distraction and exercise for the animal, and rest for your own legs.
Stop again near the center of the ring. Apply the right spur — very progressively. Encourage with your voice. Be careful now, for, if your horse is young and you are a novice, neither of you yet knows quite where you are going. You have contact with the right spur. Hold it and come - come - with the left. Voice! Voice! You have contact on both sides. Caress with the right hand, neck, sides, croup. Keep the same pressure with the legs, but take away the spurs. Now voice, caresses. Bring both spurs at once into contact. It is the critical moment. But you have it! Then release the contact progressively, cease the pressure of the legs, dismount, open the curb chain, and send your pupil to the stable. In the afternoon, repeat the same lesson three or four times.
When the horse supports the contact standing still, pass to the next demand. From standing, the two rowels in contact, try, by leaning the body forward in the saddle, to make the horse move forward. After a few steps, lean backward and bring him to a stop. Again forward. And again stop. Rest your legs and caress generously. Repeat again and again. Let everything be always calm and quiet, without disorder, and without anxiety on the part of the horse.

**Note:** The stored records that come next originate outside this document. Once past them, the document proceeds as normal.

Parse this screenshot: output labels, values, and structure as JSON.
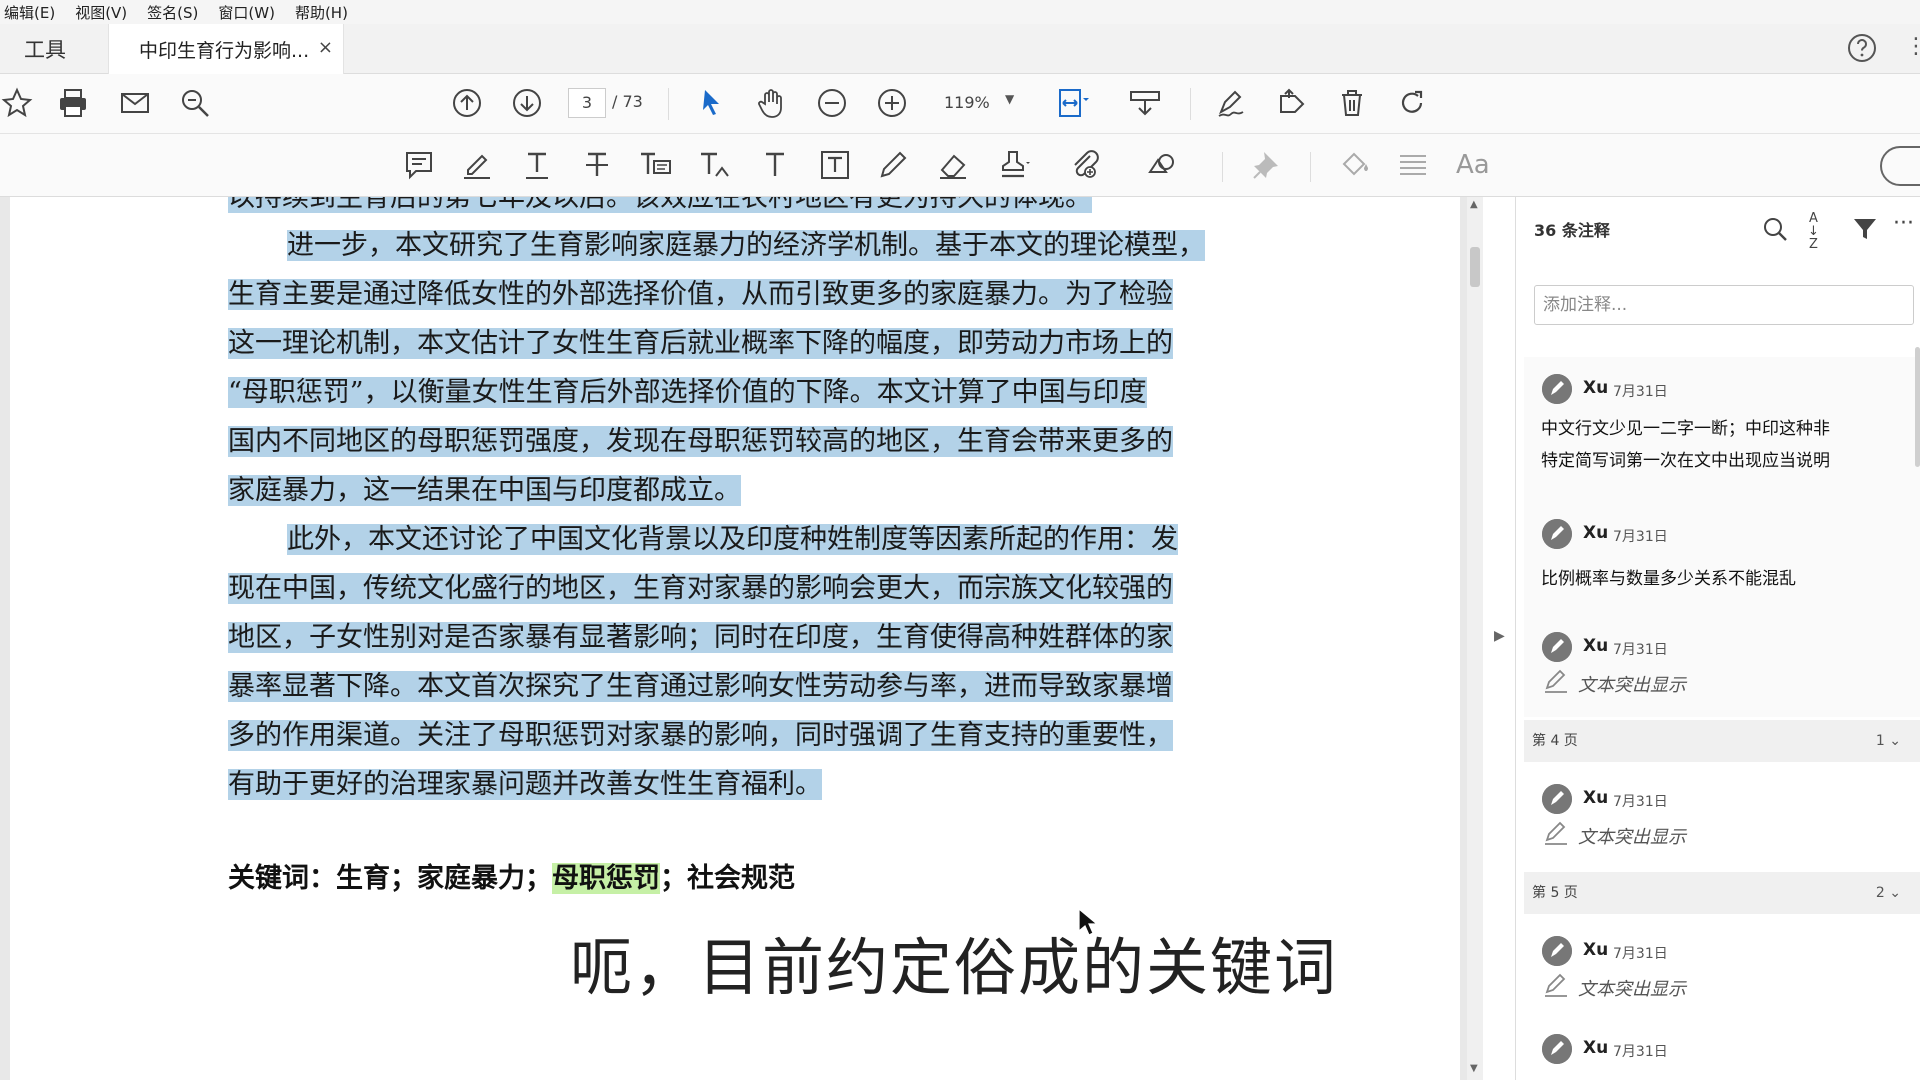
{
  "menu": {
    "items": [
      "编辑(E)",
      "视图(V)",
      "签名(S)",
      "窗口(W)",
      "帮助(H)"
    ]
  },
  "tabs": {
    "tools": "工具",
    "document": "中印生育行为影响...",
    "close": "×"
  },
  "toolbar": {
    "page_current": "3",
    "page_total": "/ 73",
    "zoom": "119%"
  },
  "document": {
    "lines": [
      {
        "text": "以持续到生育后的第七年及以后。该效应在农村地区有更为持久的体现。",
        "indent": false,
        "partial_top": true
      },
      {
        "text": "进一步，本文研究了生育影响家庭暴力的经济学机制。基于本文的理论模型，",
        "indent": true
      },
      {
        "text": "生育主要是通过降低女性的外部选择价值，从而引致更多的家庭暴力。为了检验",
        "indent": false
      },
      {
        "text": "这一理论机制，本文估计了女性生育后就业概率下降的幅度，即劳动力市场上的",
        "indent": false
      },
      {
        "text": "“母职惩罚”，以衡量女性生育后外部选择价值的下降。本文计算了中国与印度",
        "indent": false
      },
      {
        "text": "国内不同地区的母职惩罚强度，发现在母职惩罚较高的地区，生育会带来更多的",
        "indent": false
      },
      {
        "text": "家庭暴力，这一结果在中国与印度都成立。",
        "indent": false
      },
      {
        "text": "此外，本文还讨论了中国文化背景以及印度种姓制度等因素所起的作用：发",
        "indent": true
      },
      {
        "text": "现在中国，传统文化盛行的地区，生育对家暴的影响会更大，而宗族文化较强的",
        "indent": false
      },
      {
        "text": "地区，子女性别对是否家暴有显著影响；同时在印度，生育使得高种姓群体的家",
        "indent": false
      },
      {
        "text": "暴率显著下降。本文首次探究了生育通过影响女性劳动参与率，进而导致家暴增",
        "indent": false
      },
      {
        "text": "多的作用渠道。关注了母职惩罚对家暴的影响，同时强调了生育支持的重要性，",
        "indent": false
      },
      {
        "text": "有助于更好的治理家暴问题并改善女性生育福利。",
        "indent": false
      }
    ],
    "keywords_label": "关键词：生育；家庭暴力；",
    "keywords_highlight": "母职惩罚",
    "keywords_rest": "；社会规范"
  },
  "subtitle": "呃，目前约定俗成的关键词",
  "comments_panel": {
    "count": "36 条注释",
    "input_placeholder": "添加注释...",
    "items": [
      {
        "author": "Xu",
        "date": "7月31日",
        "text_lines": [
          "中文行文少见一二字一断；中印这种非",
          "特定简写词第一次在文中出现应当说明"
        ]
      },
      {
        "author": "Xu",
        "date": "7月31日",
        "text_lines": [
          "比例概率与数量多少关系不能混乱"
        ]
      },
      {
        "author": "Xu",
        "date": "7月31日",
        "highlight": "文本突出显示"
      }
    ],
    "page_groups": [
      {
        "label": "第 4 页",
        "count": "1",
        "items": [
          {
            "author": "Xu",
            "date": "7月31日",
            "highlight": "文本突出显示"
          }
        ]
      },
      {
        "label": "第 5 页",
        "count": "2",
        "items": [
          {
            "author": "Xu",
            "date": "7月31日",
            "highlight": "文本突出显示"
          },
          {
            "author": "Xu",
            "date": "7月31日"
          }
        ]
      }
    ]
  },
  "colors": {
    "selection": "#b3d2e8",
    "keyword_highlight": "#c6f0a6",
    "accent": "#1a6ac9"
  }
}
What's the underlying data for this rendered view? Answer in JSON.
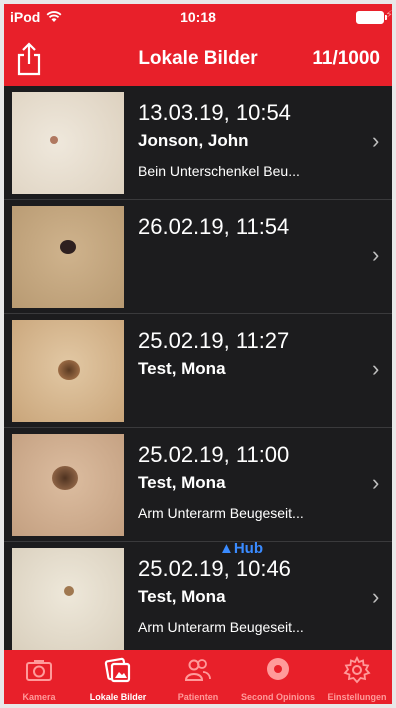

Next, take the pupil at a walk near the wall. As he walks quietly, begin the pressure of the legs, and